This week, the Wall Street Journal reported that YouTube has taken serious objections to T-Mobile’s zero rating platform Binge On for videos. T-Mobile, a mobile operator in the US, had been reducing video quality on YouTube to 480p in order to reduce data usage on its networks.
“Reducing data charges can be good for users, but it doesn’t justify throttling all video services, especially without explicit user consent,” a YouTube spokesperson said in the Wall Street Journal.
Last month, T-Mobile introduced its zero rating platform for video sites as they use a lot of T-Mobile’s bandwidth. Netflix, Hulu and HBO signed on the platform where these sites could stream without any data caps or throttling. YouTube chose not to be part of the programme. The United States Federal Communications Commission (FCC) met with officials from T-Mobile as part of its inquiry into net neutrality and is also looking at similar practices by Comcast and AT&T.
What is interesting is that the Internet Association, which counts Facebook, Google, Amazon and Yahoo among others as members, is also critical of throttling on Binge On and has issued a statement against the practice.
Reducing data charges for entire classes of applications can be legitimate and benefit consumers, so long as clear notice and choice is provided to service providers and consumers. However, a reasonably designed zero-rating program does not include the throttling of traffic for services or consumers that do not participate.
Parallels in India
It is ironic that Facebook is part of an association in the United States which is opposed to a zero rating service, while at the same time it is pushing really hard for Free Basics in India.
But consider this, in emerging markets such as India, where customers are very cost conscious, giving access to these sites, Facebook and Reliance Communications are ensuring that consumption for some portals become free, and some remain paid. This puts RCOM and Facebook in a situation where they are king-makers in particular, and can effectively extract a payment for ensuring that some sites dominate others.
It was why Times Internet and its affiliate publications has said that it will remain on board Free Basics as long as their competitors are also there. If one competitor chooses to come on board, there will be little choice but to also follow, else lose out on a potentially large user base. This gives Facebook access to data from across websites.
YouTube is now finding itself on the similar situation. It will be missing out on users who would find a bad viewing experience on T-Mobile.

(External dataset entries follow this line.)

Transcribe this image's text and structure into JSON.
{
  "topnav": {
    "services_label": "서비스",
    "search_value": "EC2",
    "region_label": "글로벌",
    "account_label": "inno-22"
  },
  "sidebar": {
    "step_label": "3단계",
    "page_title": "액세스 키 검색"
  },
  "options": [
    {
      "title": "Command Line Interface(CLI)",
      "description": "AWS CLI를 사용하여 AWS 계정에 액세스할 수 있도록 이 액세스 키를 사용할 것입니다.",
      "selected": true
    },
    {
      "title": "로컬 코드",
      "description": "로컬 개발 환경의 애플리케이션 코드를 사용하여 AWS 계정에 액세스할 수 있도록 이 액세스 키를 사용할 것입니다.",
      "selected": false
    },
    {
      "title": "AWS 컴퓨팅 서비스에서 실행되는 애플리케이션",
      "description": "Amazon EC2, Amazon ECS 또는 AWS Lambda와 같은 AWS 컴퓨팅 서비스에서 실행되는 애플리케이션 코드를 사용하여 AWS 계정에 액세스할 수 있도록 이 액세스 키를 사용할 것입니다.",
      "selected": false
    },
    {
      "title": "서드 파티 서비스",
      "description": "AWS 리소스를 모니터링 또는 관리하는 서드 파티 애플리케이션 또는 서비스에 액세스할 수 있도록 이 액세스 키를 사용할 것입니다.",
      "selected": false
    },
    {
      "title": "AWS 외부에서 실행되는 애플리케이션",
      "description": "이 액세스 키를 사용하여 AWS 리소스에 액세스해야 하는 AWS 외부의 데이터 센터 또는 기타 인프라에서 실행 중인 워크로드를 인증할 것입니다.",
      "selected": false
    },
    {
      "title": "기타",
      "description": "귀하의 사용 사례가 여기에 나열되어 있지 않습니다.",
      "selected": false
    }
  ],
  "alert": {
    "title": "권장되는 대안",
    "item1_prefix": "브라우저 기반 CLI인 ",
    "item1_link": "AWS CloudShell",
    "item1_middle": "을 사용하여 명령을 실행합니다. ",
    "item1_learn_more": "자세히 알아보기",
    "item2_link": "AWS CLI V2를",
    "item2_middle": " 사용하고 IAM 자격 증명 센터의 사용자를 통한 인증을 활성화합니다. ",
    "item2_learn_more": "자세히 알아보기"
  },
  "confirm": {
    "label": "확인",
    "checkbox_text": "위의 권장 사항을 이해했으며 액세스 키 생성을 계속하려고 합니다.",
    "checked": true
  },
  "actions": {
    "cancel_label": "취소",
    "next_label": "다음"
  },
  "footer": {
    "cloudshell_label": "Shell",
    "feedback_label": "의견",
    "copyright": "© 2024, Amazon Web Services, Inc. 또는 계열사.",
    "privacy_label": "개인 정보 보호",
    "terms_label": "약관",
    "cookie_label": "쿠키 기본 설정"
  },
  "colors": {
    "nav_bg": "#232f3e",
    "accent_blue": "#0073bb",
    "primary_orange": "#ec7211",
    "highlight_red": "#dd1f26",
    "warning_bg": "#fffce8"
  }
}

Remember, telecom operators typically pay for data when Free Basics gets used, and that money might end up being paid for by users of the open web. The cost differential discourages users to move to the open web, as would a warning that would pop up, informing users that they’re being charged. This would be against the philanthropic ideals Facebook has set itself up for bringing more users to the Internet. Indeed, last time we checked, only 20% of 800,000 users who signed up of Internet.org were first time users.
More neutral ways to provide Internet
There are a number of neutral ways to bring more Internet users which Facebook chooses to ignore. Mozilla’s Mitchell Baker has pointed out alternatives:
– subsidising Internet access for users by showing them advertisements
– companies offering free data in the form of coupons, on the basis of the usage of their website
– donation of money to subsidise Internet access for the poor
– and instances of citizens with expensive data plans being charged a nominal fee which can be used to subsidise Internet access for the poor.
Mozilla and Orange have experimented with data bundled with handsets in Africa, and in Bangladesh, Grameenphone, along with Mozilla, allows users to get data if they watch ads.
Disclosure: MediaNama has taken a strong position in favor of Net Neutrality and against price discrimination.